Task to complete:
The records below must be output exactly, without pictures.

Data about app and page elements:
- - -

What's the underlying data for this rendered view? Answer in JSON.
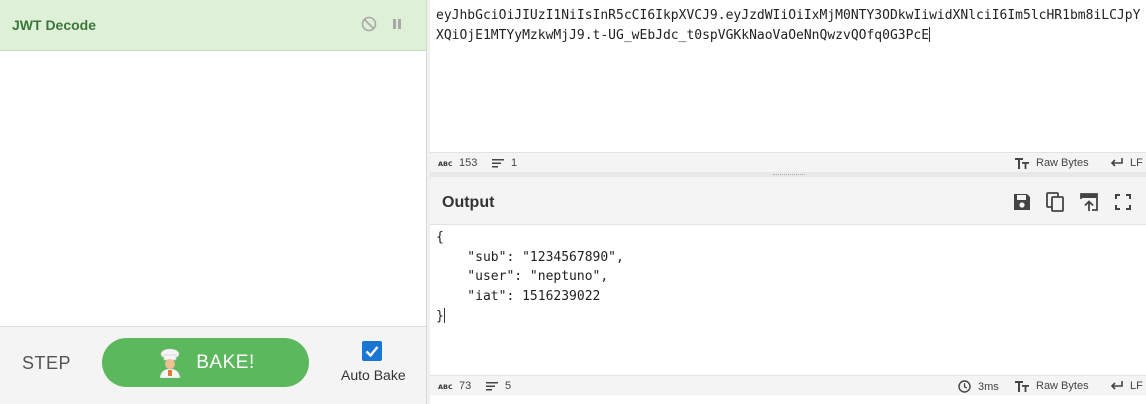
{
  "recipe": {
    "operation": {
      "title": "JWT Decode",
      "disable_icon": "disable-icon",
      "pause_icon": "pause-icon"
    },
    "controls": {
      "step_label": "STEP",
      "bake_label": "BAKE!",
      "bake_icon": "chef-icon",
      "auto_bake_label": "Auto Bake",
      "auto_bake_checked": true
    }
  },
  "input": {
    "text": "eyJhbGciOiJIUzI1NiIsInR5cCI6IkpXVCJ9.eyJzdWIiOiIxMjM0NTY3ODkwIiwidXNlciI6Im5lcHR1bm8iLCJpYXQiOjE1MTYyMzkwMjJ9.t-UG_wEbJdc_t0spVGKkNaoVaOeNnQwzvQOfq0G3PcE",
    "status": {
      "chars": "153",
      "lines": "1",
      "encoding": "Raw Bytes",
      "eol": "LF"
    }
  },
  "output": {
    "title": "Output",
    "toolbar_icons": [
      "save-icon",
      "copy-icon",
      "replace-input-icon",
      "maximise-icon"
    ],
    "text": "{\n    \"sub\": \"1234567890\",\n    \"user\": \"neptuno\",\n    \"iat\": 1516239022\n}",
    "status": {
      "chars": "73",
      "lines": "5",
      "time": "3ms",
      "encoding": "Raw Bytes",
      "eol": "LF"
    }
  },
  "colors": {
    "operation_bg": "#dff0d8",
    "operation_text": "#3c763d",
    "bake_green": "#5cb85c",
    "checkbox_blue": "#1976d2"
  }
}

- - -

Your solution:
What's the underlying data for this rendered view? Answer in JSON.
{
  "recipe": {
    "operation": {
      "title": "JWT Decode",
      "disable_icon": "disable-icon",
      "pause_icon": "pause-icon"
    },
    "controls": {
      "step_label": "STEP",
      "bake_label": "BAKE!",
      "bake_icon": "chef-icon",
      "auto_bake_label": "Auto Bake",
      "auto_bake_checked": true
    }
  },
  "input": {
    "text": "eyJhbGciOiJIUzI1NiIsInR5cCI6IkpXVCJ9.eyJzdWIiOiIxMjM0NTY3ODkwIiwidXNlciI6Im5lcHR1bm8iLCJpYXQiOjE1MTYyMzkwMjJ9.t-UG_wEbJdc_t0spVGKkNaoVaOeNnQwzvQOfq0G3PcE",
    "status": {
      "chars": "153",
      "lines": "1",
      "encoding": "Raw Bytes",
      "eol": "LF"
    }
  },
  "output": {
    "title": "Output",
    "toolbar_icons": [
      "save-icon",
      "copy-icon",
      "replace-input-icon",
      "maximise-icon"
    ],
    "text": "{\n    \"sub\": \"1234567890\",\n    \"user\": \"neptuno\",\n    \"iat\": 1516239022\n}",
    "status": {
      "chars": "73",
      "lines": "5",
      "time": "3ms",
      "encoding": "Raw Bytes",
      "eol": "LF"
    }
  },
  "colors": {
    "operation_bg": "#dff0d8",
    "operation_text": "#3c763d",
    "bake_green": "#5cb85c",
    "checkbox_blue": "#1976d2"
  }
}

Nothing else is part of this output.